Netherlands nuclear research and consultancy group (NRG) has completed the irradiation testing in its High Flux Reactor (HFR) at Petten of a new type of metal that will be used in a test programme for the International Thermonuclear Experimental Reactor (Iter) under construction at Cadarache in Southern France.
Together with the Swedish company Studsvik, NRG characterises the specially developed low-activation Eurofer97 alloy steel that is to be tested in Iter. It is designed to reduce long term radioactivity after exposure to radiation in ITER, or to higher exposure in future fusion reactors.

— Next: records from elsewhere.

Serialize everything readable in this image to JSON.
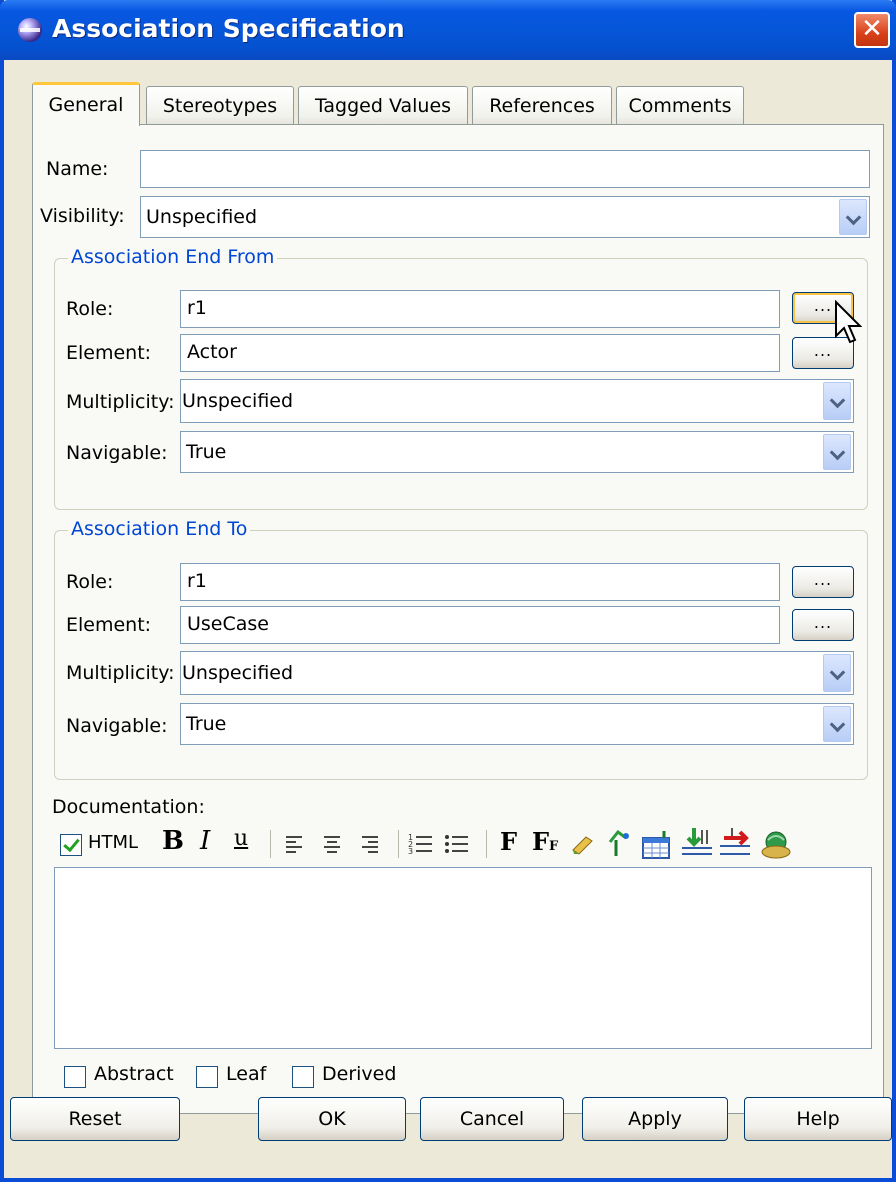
{
  "window": {
    "title": "Association Specification"
  },
  "tabs": [
    {
      "label": "General",
      "active": true
    },
    {
      "label": "Stereotypes",
      "active": false
    },
    {
      "label": "Tagged Values",
      "active": false
    },
    {
      "label": "References",
      "active": false
    },
    {
      "label": "Comments",
      "active": false
    }
  ],
  "general": {
    "name_label": "Name:",
    "name_value": "",
    "visibility_label": "Visibility:",
    "visibility_value": "Unspecified"
  },
  "end_from": {
    "title": "Association End From",
    "role_label": "Role:",
    "role_value": "r1",
    "element_label": "Element:",
    "element_value": "Actor",
    "multiplicity_label": "Multiplicity:",
    "multiplicity_value": "Unspecified",
    "navigable_label": "Navigable:",
    "navigable_value": "True",
    "browse_label": "..."
  },
  "end_to": {
    "title": "Association End To",
    "role_label": "Role:",
    "role_value": "r1",
    "element_label": "Element:",
    "element_value": "UseCase",
    "multiplicity_label": "Multiplicity:",
    "multiplicity_value": "Unspecified",
    "navigable_label": "Navigable:",
    "navigable_value": "True",
    "browse_label": "..."
  },
  "documentation": {
    "label": "Documentation:",
    "html_label": "HTML",
    "html_checked": true,
    "bold": "B",
    "italic": "I",
    "underline": "u",
    "font": "F",
    "font_size": "F",
    "font_size_sub": "F"
  },
  "flags": {
    "abstract": "Abstract",
    "leaf": "Leaf",
    "derived": "Derived"
  },
  "buttons": {
    "reset": "Reset",
    "ok": "OK",
    "cancel": "Cancel",
    "apply": "Apply",
    "help": "Help"
  }
}
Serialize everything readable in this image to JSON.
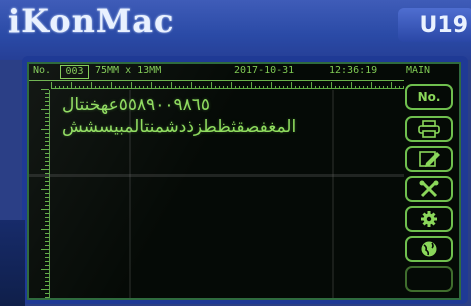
{
  "device": {
    "brand": "iKonMac",
    "model": "U19"
  },
  "status": {
    "no_label": "No.",
    "number": "003",
    "size": "75MM x 13MM",
    "date": "2017-10-31",
    "time": "12:36:19",
    "mode": "MAIN"
  },
  "message": {
    "line1": "٥٥٨٩٠٠٩٨٦٥عهخنتال",
    "line2": "المغفصقثظطزذدشمنتالمبيسشش"
  },
  "side_buttons": {
    "no_label": "No.",
    "icons": [
      "printer-icon",
      "edit-icon",
      "tools-icon",
      "gear-icon",
      "globe-icon",
      "blank"
    ]
  },
  "colors": {
    "screen_green": "#8fdc5e",
    "screen_bg": "#050a06",
    "device_blue": "#2a4aa6"
  }
}
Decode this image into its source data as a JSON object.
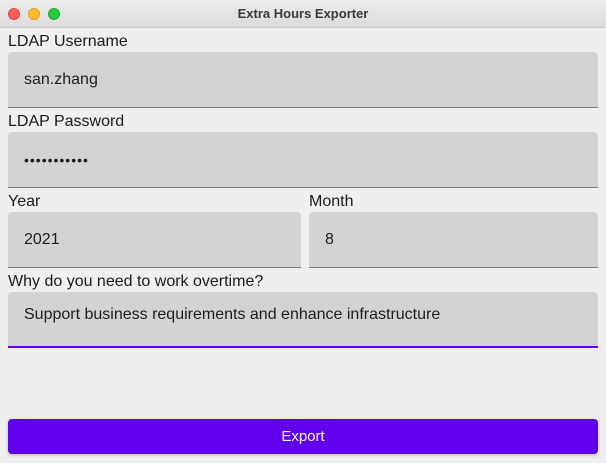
{
  "window": {
    "title": "Extra Hours Exporter"
  },
  "form": {
    "username": {
      "label": "LDAP Username",
      "value": "san.zhang"
    },
    "password": {
      "label": "LDAP Password",
      "value": "•••••••••••"
    },
    "year": {
      "label": "Year",
      "value": "2021"
    },
    "month": {
      "label": "Month",
      "value": "8"
    },
    "reason": {
      "label": "Why do you need to work overtime?",
      "value": "Support business requirements and enhance infrastructure"
    }
  },
  "actions": {
    "export_label": "Export"
  },
  "colors": {
    "accent": "#6200ee",
    "field_bg": "#d3d3d3"
  }
}
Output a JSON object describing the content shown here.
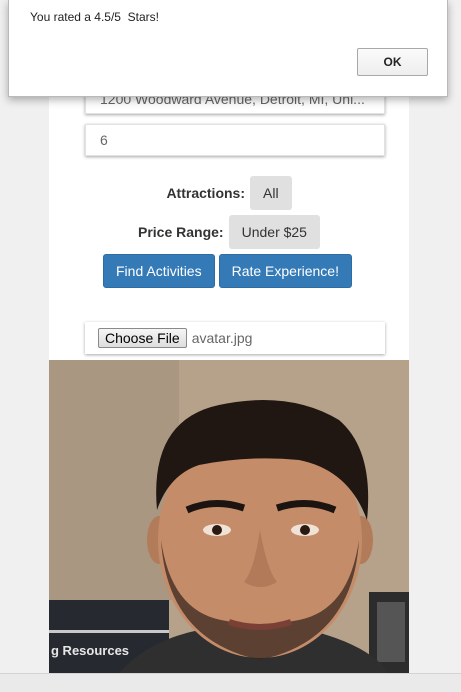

The test performed at NRG is intended to demonstrate that Eurofer97 is sufficiently resistant to the radiation environment in Iter.
Components for use in Iter are still being developed. These include test set-ups inside which tritium will be produced by interaction with the neutron radiation generated in the fusion reaction. The material properties for the steel casing of the set-ups needs to be charaterised.
Four irradiations with steel samples began in December 2016 in the HFR and was completed on time in 2018. The materials are now transported to Studsvik (Sweden) where the properties will be analysed in detail to show whether the materials are suitable for the test set-ups in Iter.
This work has been financed by the European Union’s (EU’s) Fusion for Energy (F4E), which manages Europe’s contribution to Iter. F4E receives funding from the EU. Studsvik and its subcontractor NRG were awarded a contract in October 2015 for a detailed technical analysis of the physical and mechanical properties of Eurofer97. F4E has also contracted Germany's Saarschmiede GmbH to deliver various Eurofer97 finished products. A total of about 27 tonnes of Eurofer97 will be manufactured as special plates and bars with thicknesses ranging from 1.2mm to 45mm.
The Iter project includes China, Europe, Japan, India, South Korea, Russia and the USA. From injecting a thermal input of 50MW into its plasma, Iter will produce a thermal output of 500MW for about seven minutes. The first plasma operations are envisaged to start in 2025, with deuterium-tritium fusion experiments scheduled for 2035. Construction costs are expected to be around €20 billion ($25 billion), with components contributed by the Iter members on an 'in-kind' basis. The main aim is to demonstrate that nuclear fusion is a viable energy source, with no CO2 emissions or long-lived radioactive waste.
Photo caption: The High Flux Reactor (Credit: NRG)